Problem description: In the data below, which lines contain "maisto"? List them by copying each one.

****************************************

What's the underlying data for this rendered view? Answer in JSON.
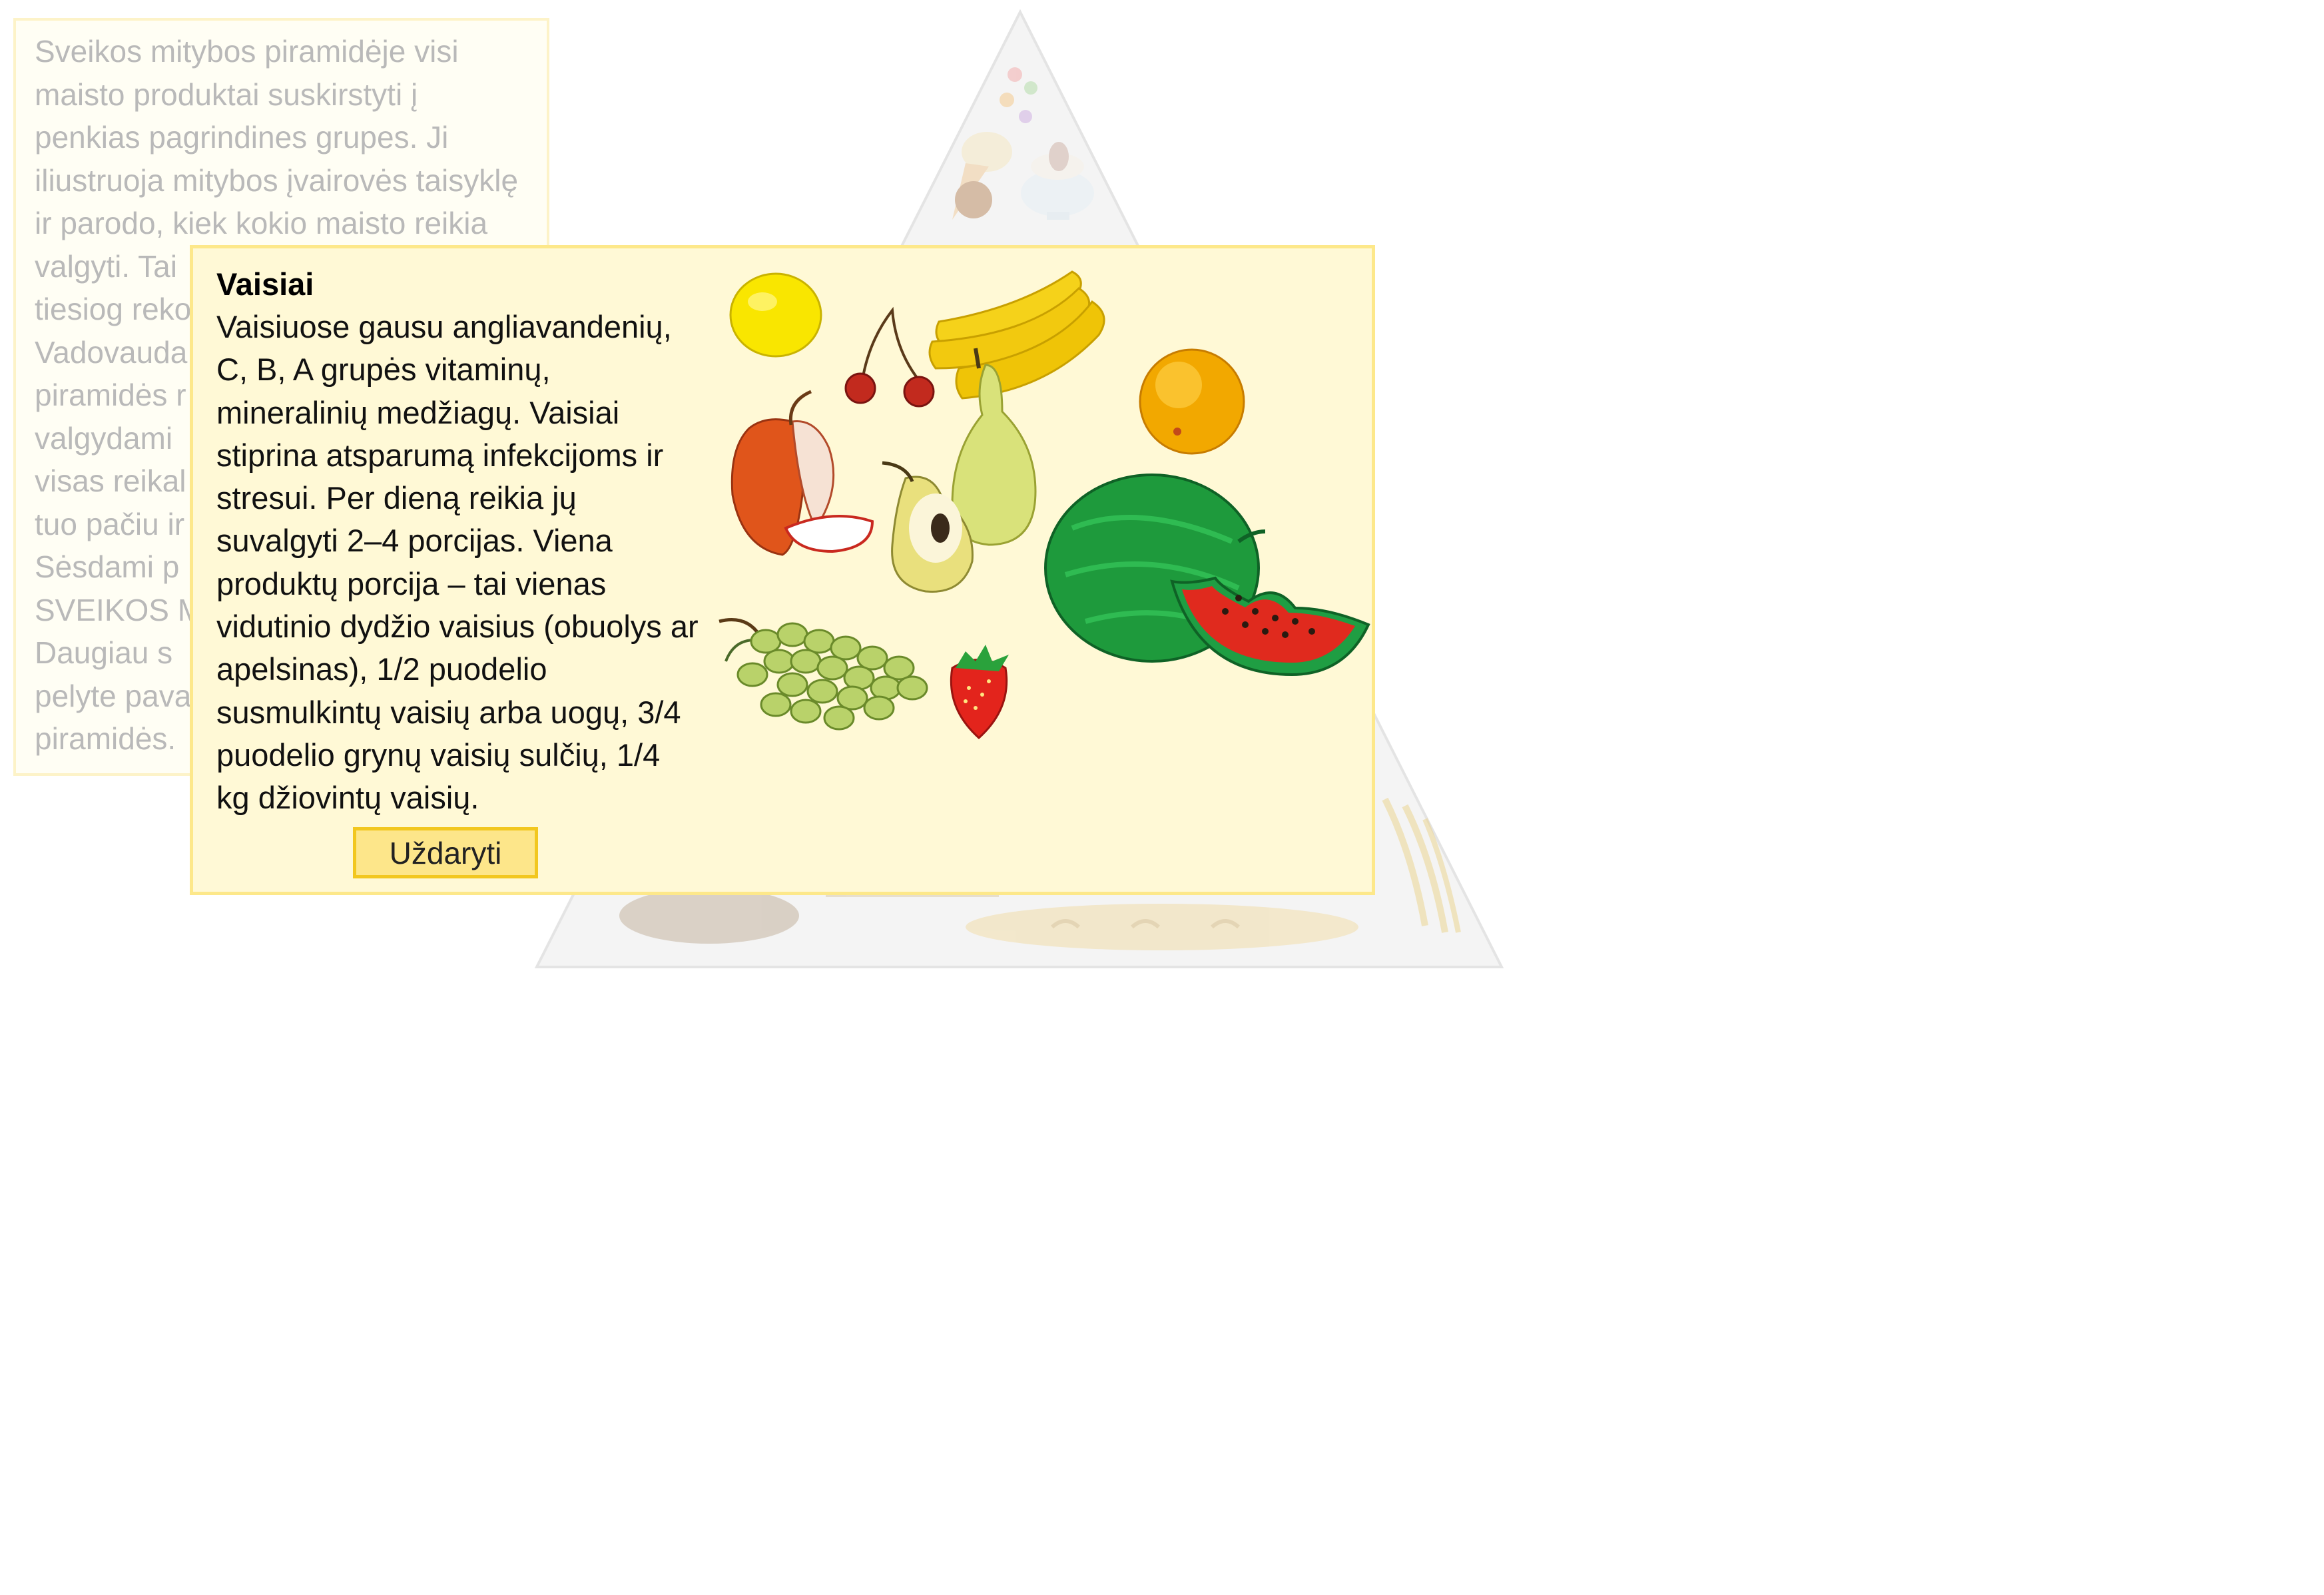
{
  "intro": {
    "lines": [
      "Sveikos mitybos piramidėje visi",
      "maisto produktai suskirstyti į",
      "penkias pagrindines grupes. Ji",
      "iliustruoja mitybos įvairovės taisyklę",
      "ir parodo, kiek kokio maisto reikia",
      "valgyti. Tai",
      "tiesiog reko",
      "Vadovauda",
      "piramidės r",
      "valgydami",
      "visas reikal",
      "tuo pačiu ir",
      "Sėsdami p",
      "SVEIKOS M",
      "Daugiau  s",
      "pelyte pava",
      "piramidės."
    ]
  },
  "dialog": {
    "title": "Vaisiai",
    "body": "Vaisiuose gausu angliavandenių, C,  B,  A grupės vitaminų, mineralinių medžiagų. Vaisiai stiprina atsparumą infekcijoms ir stresui. Per dieną reikia jų suvalgyti 2–4 porcijas. Viena produktų porcija – tai vienas vidutinio dydžio vaisius (obuolys ar apelsinas), 1/2 puodelio susmulkintų vaisių arba uogų, 3/4 puodelio grynų vaisių sulčių, 1/4 kg džiovintų vaisių.",
    "close_label": "Uždaryti"
  },
  "colors": {
    "dialog_bg": "#fff9d6",
    "dialog_border": "#fde88a",
    "button_bg": "#fde68a",
    "button_border": "#f2c71f"
  }
}
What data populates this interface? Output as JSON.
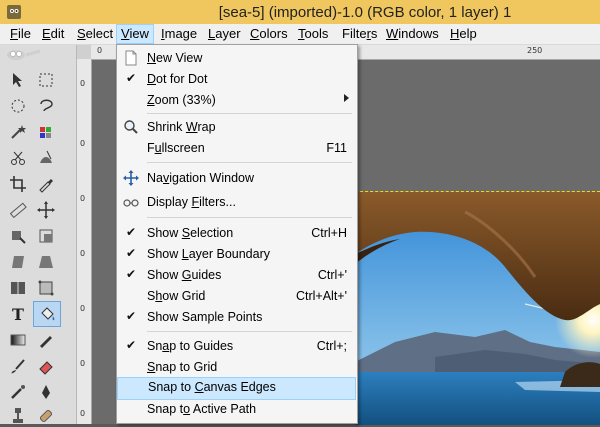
{
  "window": {
    "title": "[sea-5] (imported)-1.0 (RGB color, 1 layer) 1"
  },
  "menubar": {
    "items": [
      {
        "label": "File",
        "u": "F",
        "rest": "ile"
      },
      {
        "label": "Edit",
        "u": "E",
        "rest": "dit"
      },
      {
        "label": "Select",
        "u": "S",
        "rest": "elect"
      },
      {
        "label": "View",
        "u": "V",
        "rest": "iew"
      },
      {
        "label": "Image",
        "u": "I",
        "rest": "mage"
      },
      {
        "label": "Layer",
        "u": "L",
        "rest": "ayer"
      },
      {
        "label": "Colors",
        "u": "C",
        "rest": "olors"
      },
      {
        "label": "Tools",
        "u": "T",
        "rest": "ools"
      },
      {
        "label": "Filters",
        "pre": "Filte",
        "u": "r",
        "rest": "s"
      },
      {
        "label": "Windows",
        "u": "W",
        "rest": "indows"
      },
      {
        "label": "Help",
        "u": "H",
        "rest": "elp"
      }
    ],
    "active": "View"
  },
  "rulers": {
    "top_labels": [
      "0",
      "250"
    ],
    "left_labels": [
      "0",
      "0",
      "0",
      "0",
      "0",
      "0",
      "0"
    ]
  },
  "view_menu": {
    "items": [
      {
        "pre": "",
        "u": "N",
        "rest": "ew View",
        "shortcut": "",
        "check": false,
        "icon": "new-view-icon"
      },
      {
        "pre": "",
        "u": "D",
        "rest": "ot for Dot",
        "shortcut": "",
        "check": true,
        "icon": ""
      },
      {
        "pre": "",
        "u": "Z",
        "rest": "oom (33%)",
        "shortcut": "",
        "check": false,
        "icon": "",
        "submenu": true
      },
      {
        "pre": "Shrink ",
        "u": "W",
        "rest": "rap",
        "shortcut": "",
        "check": false,
        "icon": "zoom-icon"
      },
      {
        "pre": "F",
        "u": "u",
        "rest": "llscreen",
        "shortcut": "F11",
        "check": false,
        "icon": ""
      },
      {
        "pre": "Na",
        "u": "v",
        "rest": "igation Window",
        "shortcut": "",
        "check": false,
        "icon": "navigation-icon"
      },
      {
        "pre": "Display ",
        "u": "F",
        "rest": "ilters...",
        "shortcut": "",
        "check": false,
        "icon": "display-filters-icon"
      },
      {
        "pre": "Show ",
        "u": "S",
        "rest": "election",
        "shortcut": "Ctrl+H",
        "check": true,
        "icon": ""
      },
      {
        "pre": "Show ",
        "u": "L",
        "rest": "ayer Boundary",
        "shortcut": "",
        "check": true,
        "icon": ""
      },
      {
        "pre": "Show ",
        "u": "G",
        "rest": "uides",
        "shortcut": "Ctrl+'",
        "check": true,
        "icon": ""
      },
      {
        "pre": "S",
        "u": "h",
        "rest": "ow Grid",
        "shortcut": "Ctrl+Alt+'",
        "check": false,
        "icon": ""
      },
      {
        "pre": "Show Sample Points",
        "u": "",
        "rest": "",
        "shortcut": "",
        "check": true,
        "icon": ""
      },
      {
        "pre": "Sn",
        "u": "a",
        "rest": "p to Guides",
        "shortcut": "Ctrl+;",
        "check": true,
        "icon": ""
      },
      {
        "pre": "",
        "u": "S",
        "rest": "nap to Grid",
        "shortcut": "",
        "check": false,
        "icon": ""
      },
      {
        "pre": "Snap to ",
        "u": "C",
        "rest": "anvas Edges",
        "shortcut": "",
        "check": false,
        "icon": "",
        "highlighted": true
      },
      {
        "pre": "Snap t",
        "u": "o",
        "rest": " Active Path",
        "shortcut": "",
        "check": false,
        "icon": ""
      }
    ]
  },
  "colors": {
    "titlebar": "#f0c75e",
    "highlight": "#cce8ff",
    "canvas": "#6b6b6b"
  }
}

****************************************

Exercise response:
      "maisto produktai suskirstyti į",
      "ir parodo, kiek kokio maisto reikia",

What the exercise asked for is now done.